As Protestants, we don’t often pay attention to apocryphal literature. Maybe we should. Defined by genre, The Book of Wisdom is an encomium: something of a textbook, beautifully written and intended to inspire a certain kind of respect for wisdom, itself, paired with specific practices. The words from this teacher should, in fact, affect our pedagogy.
Wisdom 1:13-15, 2:23-24:
because God did not make death, and he does not delight in the death of the living. For he created all things so that they might exist; the generative forces of the world are wholesome, and there is no destructive poison in them, and the dominion of Hades is not on earth.
For righteousness is immortal.
for God created us for incorruption, and made us in the image of his own eternity, but through the devil’s envy death entered the world, and those who belong to his company experience it.
Our Old Testament Scriptures offer us very little in regard to resurrection theology, in part because the ancient Jewish people were far more concerned with life that carried on as a legacy passed down through the lives of future generations. However, t’chiyat hameitim (belief in the reuniting of the soul and body) is, indeed, one of the principles of Jewish faith, and there is more extended discussion about such in Intertestamental literature. This resurrection language has always been a part of Messianic hope. The beginning of Wisdom sets the stage for an explanation of how we came to the point where resurrection became a necessity, and it aptly challenges some assumptions about the origin of death.

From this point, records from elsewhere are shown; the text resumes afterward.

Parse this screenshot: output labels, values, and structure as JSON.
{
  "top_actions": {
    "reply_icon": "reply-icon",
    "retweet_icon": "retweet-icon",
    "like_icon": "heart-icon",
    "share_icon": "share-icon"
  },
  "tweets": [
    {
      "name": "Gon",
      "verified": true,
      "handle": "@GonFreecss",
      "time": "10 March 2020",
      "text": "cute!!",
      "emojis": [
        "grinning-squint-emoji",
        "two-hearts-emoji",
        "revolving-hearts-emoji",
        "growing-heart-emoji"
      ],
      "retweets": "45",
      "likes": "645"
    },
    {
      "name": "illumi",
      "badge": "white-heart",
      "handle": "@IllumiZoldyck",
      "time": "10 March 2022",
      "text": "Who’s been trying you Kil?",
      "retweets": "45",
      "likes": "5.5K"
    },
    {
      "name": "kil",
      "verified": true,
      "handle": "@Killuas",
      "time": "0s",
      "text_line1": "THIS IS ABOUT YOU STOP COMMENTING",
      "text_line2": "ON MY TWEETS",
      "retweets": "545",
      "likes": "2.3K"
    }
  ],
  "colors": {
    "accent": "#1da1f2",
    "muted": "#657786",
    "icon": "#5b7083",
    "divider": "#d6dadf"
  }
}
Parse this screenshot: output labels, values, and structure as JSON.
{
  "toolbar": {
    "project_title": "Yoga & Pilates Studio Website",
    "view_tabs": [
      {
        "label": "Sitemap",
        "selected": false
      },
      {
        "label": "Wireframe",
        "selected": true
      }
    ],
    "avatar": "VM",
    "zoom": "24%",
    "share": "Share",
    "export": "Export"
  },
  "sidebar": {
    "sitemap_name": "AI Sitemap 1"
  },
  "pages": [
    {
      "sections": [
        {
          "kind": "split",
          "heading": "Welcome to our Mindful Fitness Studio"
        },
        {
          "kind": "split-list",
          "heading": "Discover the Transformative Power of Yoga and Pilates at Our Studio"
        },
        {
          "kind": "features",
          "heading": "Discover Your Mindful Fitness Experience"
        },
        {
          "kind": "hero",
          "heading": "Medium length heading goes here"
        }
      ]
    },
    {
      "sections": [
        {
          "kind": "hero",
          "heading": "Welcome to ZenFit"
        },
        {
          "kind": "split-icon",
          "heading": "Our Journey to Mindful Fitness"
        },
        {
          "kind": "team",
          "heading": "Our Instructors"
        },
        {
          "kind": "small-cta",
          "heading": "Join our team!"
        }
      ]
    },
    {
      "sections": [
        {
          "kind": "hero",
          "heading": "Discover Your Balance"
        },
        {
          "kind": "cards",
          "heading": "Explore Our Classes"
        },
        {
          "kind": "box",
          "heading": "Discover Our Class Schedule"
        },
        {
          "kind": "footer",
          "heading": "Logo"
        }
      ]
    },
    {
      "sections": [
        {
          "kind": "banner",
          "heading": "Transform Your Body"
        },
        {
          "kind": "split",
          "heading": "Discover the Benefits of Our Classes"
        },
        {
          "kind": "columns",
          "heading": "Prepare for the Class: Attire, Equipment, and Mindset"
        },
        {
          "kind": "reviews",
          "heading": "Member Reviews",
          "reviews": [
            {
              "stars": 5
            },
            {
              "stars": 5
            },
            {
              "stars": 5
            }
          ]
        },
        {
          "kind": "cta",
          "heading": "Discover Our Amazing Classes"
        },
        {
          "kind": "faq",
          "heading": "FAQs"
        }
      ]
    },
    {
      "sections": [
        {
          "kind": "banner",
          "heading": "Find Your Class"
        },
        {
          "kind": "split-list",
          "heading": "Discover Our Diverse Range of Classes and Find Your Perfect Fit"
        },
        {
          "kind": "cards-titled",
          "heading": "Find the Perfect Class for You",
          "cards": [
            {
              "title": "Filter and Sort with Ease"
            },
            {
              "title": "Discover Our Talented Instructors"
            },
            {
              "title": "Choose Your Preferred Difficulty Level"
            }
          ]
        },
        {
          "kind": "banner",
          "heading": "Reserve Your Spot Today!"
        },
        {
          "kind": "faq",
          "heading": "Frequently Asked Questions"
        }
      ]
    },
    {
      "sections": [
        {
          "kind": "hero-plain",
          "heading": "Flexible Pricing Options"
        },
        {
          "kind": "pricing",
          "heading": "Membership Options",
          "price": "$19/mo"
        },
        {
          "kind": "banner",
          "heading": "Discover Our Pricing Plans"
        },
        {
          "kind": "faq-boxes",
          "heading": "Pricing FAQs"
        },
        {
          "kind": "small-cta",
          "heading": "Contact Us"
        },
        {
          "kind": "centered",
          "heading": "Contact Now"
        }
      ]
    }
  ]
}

God “created all things so that they might exist” seems like a simple phrase, perhaps even redundant, but the underlying message here is that God created all things that they might exist without end. It’s not a stretch to then suggest that God’s desire is for redemption that leads away from death and toward wholeness, for all created things, and, in fact, God has also created generative forces for this purpose.
This is difficult around which to wrap our minds, because we have never known a life, or a world, without death… without end. We are predisposed to assume this was God’s intent, or at the very least God’s “Plan B” if creation did not come together as God hoped, but death was never what God wanted, and this passage indicates that it is also not something God created (a difficult line to swallow when our traditions teach that God created all things… when this passage teaches that God created all things… but, surely the principles of contradiction preclude death from this definition).
Let’s recap: Everything God created was good, and God even installed a failsafe—generative forces lacking destructive powers.
God created humanity Imago Dei, immortal, incorruptible. Then something dreadful and outside the parameters of God’s desire happened. Our natural tendency is to say, “We don’t like that!”
Particularly in instances of suffering and struggle, even Wesleyans often look for a God who controls all things, but this theology does not fall in step with a God who interacts relationally and works within the boundaries of legitimate free will. It actually doesn’t fit too well with holiness, either, and this passage denotes the authentic choice between those who seek life, holistically, maybe even as team players for humanity and all of creation, and those who seek death (even if indirectly and without all of the details) individualistically, fueled by envy.
At the beginning of all created things, there was no need for resurrection, because death was non-existent. But the circumstances changed quickly and drastically. God originally provided for the generation of new and lasting life, but even when death entered the world, God kept working creatively to provide regeneration. It would seem that although God does not force God’s own hand, God does, indeed, continue to provide every possibility for the participatory redemption of the world, us included. We can live forever, as God meant for it to be.
 Also, just as a side note, “the generative forces” is sometimes translated “the creatures,” which would be a very interesting study in God’s partnership with all of creation but is probably a touch beyond the scope of this commentary.